Such was the sustained ovation upon completion of the concerto for several minutes that an encore was all but demanded in the hall. We were rewarded by the violinist gifting us with one of the truest tests of a string player’s art: a movement from Bach’s Partita #1. I was once privileged to attend a solo recital of Nathan Milstein’s in Chicago’s Orchestra Hall where the esteemed Russian émigré played all the Partitas. It remains indelible in my memory. Last evening evoked such standards and sensitivity out of the Athenian’s Stradivarius. On the far right of the stage, Maestro Noseda sat on a stool provided for him to simply sit, and be rapt in meditation, if not prayer, listening to his colleague’s encore. And then came Intermission.

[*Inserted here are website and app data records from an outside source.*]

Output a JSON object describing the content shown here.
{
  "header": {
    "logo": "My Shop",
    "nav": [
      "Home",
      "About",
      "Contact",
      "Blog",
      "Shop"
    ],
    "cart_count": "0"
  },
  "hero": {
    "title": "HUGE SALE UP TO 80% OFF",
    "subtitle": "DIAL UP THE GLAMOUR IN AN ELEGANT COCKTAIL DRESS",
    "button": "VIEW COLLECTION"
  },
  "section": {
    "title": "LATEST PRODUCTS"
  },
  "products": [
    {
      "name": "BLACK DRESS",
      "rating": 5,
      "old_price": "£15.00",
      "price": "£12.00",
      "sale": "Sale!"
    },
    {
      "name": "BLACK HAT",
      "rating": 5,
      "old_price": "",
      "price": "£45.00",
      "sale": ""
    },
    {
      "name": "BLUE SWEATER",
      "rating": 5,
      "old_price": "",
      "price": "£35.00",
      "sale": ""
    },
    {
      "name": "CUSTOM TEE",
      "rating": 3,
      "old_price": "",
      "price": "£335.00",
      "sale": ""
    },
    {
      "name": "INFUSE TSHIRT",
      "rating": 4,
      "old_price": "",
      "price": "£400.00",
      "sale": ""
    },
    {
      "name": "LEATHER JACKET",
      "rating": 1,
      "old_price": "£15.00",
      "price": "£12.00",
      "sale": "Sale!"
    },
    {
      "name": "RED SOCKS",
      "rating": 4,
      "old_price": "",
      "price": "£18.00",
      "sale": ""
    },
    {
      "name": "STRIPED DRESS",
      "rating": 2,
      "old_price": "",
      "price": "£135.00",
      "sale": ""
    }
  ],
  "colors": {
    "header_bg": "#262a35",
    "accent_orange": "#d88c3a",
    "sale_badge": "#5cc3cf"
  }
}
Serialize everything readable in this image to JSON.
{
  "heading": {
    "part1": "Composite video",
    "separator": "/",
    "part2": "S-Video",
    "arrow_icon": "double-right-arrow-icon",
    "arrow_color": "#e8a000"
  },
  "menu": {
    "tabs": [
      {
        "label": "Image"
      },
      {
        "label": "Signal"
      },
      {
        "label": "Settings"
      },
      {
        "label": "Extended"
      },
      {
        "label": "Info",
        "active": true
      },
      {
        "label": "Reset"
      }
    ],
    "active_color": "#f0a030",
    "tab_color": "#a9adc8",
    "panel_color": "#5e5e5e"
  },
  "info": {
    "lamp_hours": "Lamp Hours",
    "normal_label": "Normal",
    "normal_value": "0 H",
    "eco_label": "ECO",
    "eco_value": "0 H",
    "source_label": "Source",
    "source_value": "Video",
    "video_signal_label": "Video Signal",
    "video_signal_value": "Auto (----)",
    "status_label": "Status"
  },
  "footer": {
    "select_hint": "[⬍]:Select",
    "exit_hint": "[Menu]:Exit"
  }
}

The music of George Walker (1922-2018) was a revelation to me. I’ve been shamefully ignorant of this first African American composer to have won the Pulitzer Prize (1994) until this concert. His Sinfonia #1 from 1984 is in two movements. It was clearly the work of an uncompromising artist who did not receive due recognition until late in his 96 years. My ears detected a keener influence in the music of Charles Ives more than say William Grant Still, or even Duke Ellington with whom he shared the birthplace of D.C. It did not surprise me upon hearing this challenging piece of unquestioned integrity that Maestro Noseda has embarked on recording with the National Symphony Orchestra of Washington D.C., of which he’s been Music director now for six years and has just renewed his contract, the complete symphonic oeuvre of George Walker, an American Original, and musician of genius.
So, after the rigors of the great Dimitri, and the austere George, the auditorium’s residents were delighted with the sonic imagery of Ottorino Respighi’s (1879-1936) third tone poem of the Eternal City: Feste Romane (1928) I said to my companion just before the downbeat, “Get ready for LOUD.”
My prediction rivaled that of Nostradamus. The four movements: Games at the Circus Maximus, The Jubilee, The October Festival, and The Epiphany was the perfect final test of the evening as to how well balanced, and proportional the sounds from the lowest note to the top of their respective compass the musical celebration of that famed metropolis reverberated in the truly acoustically sound structure.
I’ve heard and witnessed my share of some of the greatest conductors of the past 60 years or so, from Bernstein, von Karajan, Solti, Davis, Barenboim, and the crippled in more ways than one, Levine. It is my opinion, joining with the most discerning musical judges worldwide, that Gianandrea Noseda deserves such a ranking. Hé’s meticulous as he is of boundless energy and this home orchestra, the oldest of our nation, played for him with unmistakable respect and ardor. All of which was reflected by the audience’s unbridled affection. My concert companion and I were most fortunate to attend, hear, observe, and rejoice in the now acoustically renown David Geffen Hall!